Oil prices rebound from two-month low
London (July 8) Crude oil prices rose slightly on Friday, rebounding from a strong selloff overnight after U.S. crude inventories showed a smaller draw than expected.
Sentiment in the oil market, however, remained wobbly as investors and traders worry that the rate of supply decline is slowing — a factor that has prevented prices from crossing the $50 threshold for some time.
On the New York Mercantile Exchange, light, sweet crude futures for delivery in August CLQ6, +1.00% rose 15 cents, or 0.3%, to $45.29 a barrel. September Brent crude LCOU6, +0.99% on London’s ICE Futures exchange rose 18 cents, or 0.4%, to $46.58 a barrel. For the week to date, both contracts were down around 7.5%.
The gains come after a lackluster session on Thursday, when crude ended down 4.8% and Brent lost 4.9% to settle at two-month lows after a smaller-than-expected weekly decline in U.S. oil inventories. According to the Energy Information Administration, U.S. crude stockpiles for the week ended July 1 fell by 2.22 million barrels, much smaller than a 6.7-million barrel draw tipped by industry organization American Petroleum Group.
“We expect total U.S. crude stock draws of around 9 million barrels across July, although there is potentially some downside risk to this figure given that the recent collapse in global margins has begun to bite in the U.S. too,” said Energy Aspects, a London-based consultancy.
The pace of crude inventory decline is likely to abate further from September onward as autumn maintenance begins, the firm noted.
Adding to the worries is the ample supply of gasoline still sloshing around in the world, despite a growth in passenger vehicle sales and seasonal high demand amid the U.S. summer driving season.
In the U.S., gasoline stocks also saw a smaller decline last week than anticipated, fueling concerns of an overhang.
Robust gasoline supplies are making it less profitable for refiners to produce more gasoline, and refinery utilization unexpectedly fell last week. If refiners continue to run at lower rates and buy less crude oil, that could worsen the oversupply of crude, analysts say.

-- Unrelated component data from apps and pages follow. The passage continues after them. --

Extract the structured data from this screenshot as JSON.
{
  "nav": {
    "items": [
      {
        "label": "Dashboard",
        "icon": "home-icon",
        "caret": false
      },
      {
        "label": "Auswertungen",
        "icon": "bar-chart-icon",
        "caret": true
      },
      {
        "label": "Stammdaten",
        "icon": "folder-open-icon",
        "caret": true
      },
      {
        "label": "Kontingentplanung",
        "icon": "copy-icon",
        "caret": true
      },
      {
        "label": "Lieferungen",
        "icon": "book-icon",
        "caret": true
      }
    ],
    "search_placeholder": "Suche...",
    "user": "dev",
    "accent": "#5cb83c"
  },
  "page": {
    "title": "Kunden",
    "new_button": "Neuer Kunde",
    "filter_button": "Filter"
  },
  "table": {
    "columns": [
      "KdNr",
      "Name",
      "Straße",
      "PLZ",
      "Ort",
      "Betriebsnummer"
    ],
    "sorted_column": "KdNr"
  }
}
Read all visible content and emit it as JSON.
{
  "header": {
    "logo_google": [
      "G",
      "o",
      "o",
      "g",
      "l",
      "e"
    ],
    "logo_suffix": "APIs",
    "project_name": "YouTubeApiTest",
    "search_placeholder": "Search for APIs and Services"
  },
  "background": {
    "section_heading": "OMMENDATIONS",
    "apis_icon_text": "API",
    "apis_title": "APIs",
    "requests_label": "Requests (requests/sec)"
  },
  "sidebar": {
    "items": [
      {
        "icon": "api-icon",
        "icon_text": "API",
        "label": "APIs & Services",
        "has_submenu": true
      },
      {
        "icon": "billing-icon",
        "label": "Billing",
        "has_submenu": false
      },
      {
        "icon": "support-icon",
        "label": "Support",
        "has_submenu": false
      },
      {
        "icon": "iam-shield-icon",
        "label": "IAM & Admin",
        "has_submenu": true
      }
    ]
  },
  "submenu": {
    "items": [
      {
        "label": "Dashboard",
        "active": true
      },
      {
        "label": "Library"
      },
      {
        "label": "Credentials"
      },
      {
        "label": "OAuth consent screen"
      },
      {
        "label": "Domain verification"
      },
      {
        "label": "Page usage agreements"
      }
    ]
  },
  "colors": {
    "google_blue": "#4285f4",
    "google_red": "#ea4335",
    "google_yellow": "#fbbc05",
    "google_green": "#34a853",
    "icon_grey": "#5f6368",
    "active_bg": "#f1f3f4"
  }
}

“Bearish price signals will depress supply in the second half of this year, but this will be in part offset by a large inventory overhang and softening consumption in the fourth quarter,” BMI Research said.
The U.S. isn’t alone in dealing with a glut of gasoline. According to Chinese energy research firm ICIS, the country’s gasoline production in the third quarter will likely grow by 1.7% on quarter, with the bulk of the contribution coming from independent refiners, known as “teapots.”
The overhang will prompt China to increase its exports of gasoline, which to could reach up to 8 million metric tons or around 160,000 barrels a day, up 40% on year, the firm said.
In the first five months, China’s gasoline exports grew 64% to 3.3 million tons. China will release June oil data on Wednesday.
Market participants will now be watching U.S. June nonfarm payrolls data to be released Friday at 8:30 a.m. Eastern Time.
Read: What you need to know about the June jobs report
Nymex reformulated gasoline blendstock for August RBQ6, +0.43% — the benchmark gasoline contract — slipped 0.1% to $1.36 a gallon, while ICE gasoil for July changed hands at $409.50 a metric ton, down $8.50 from Thursday’s settlement.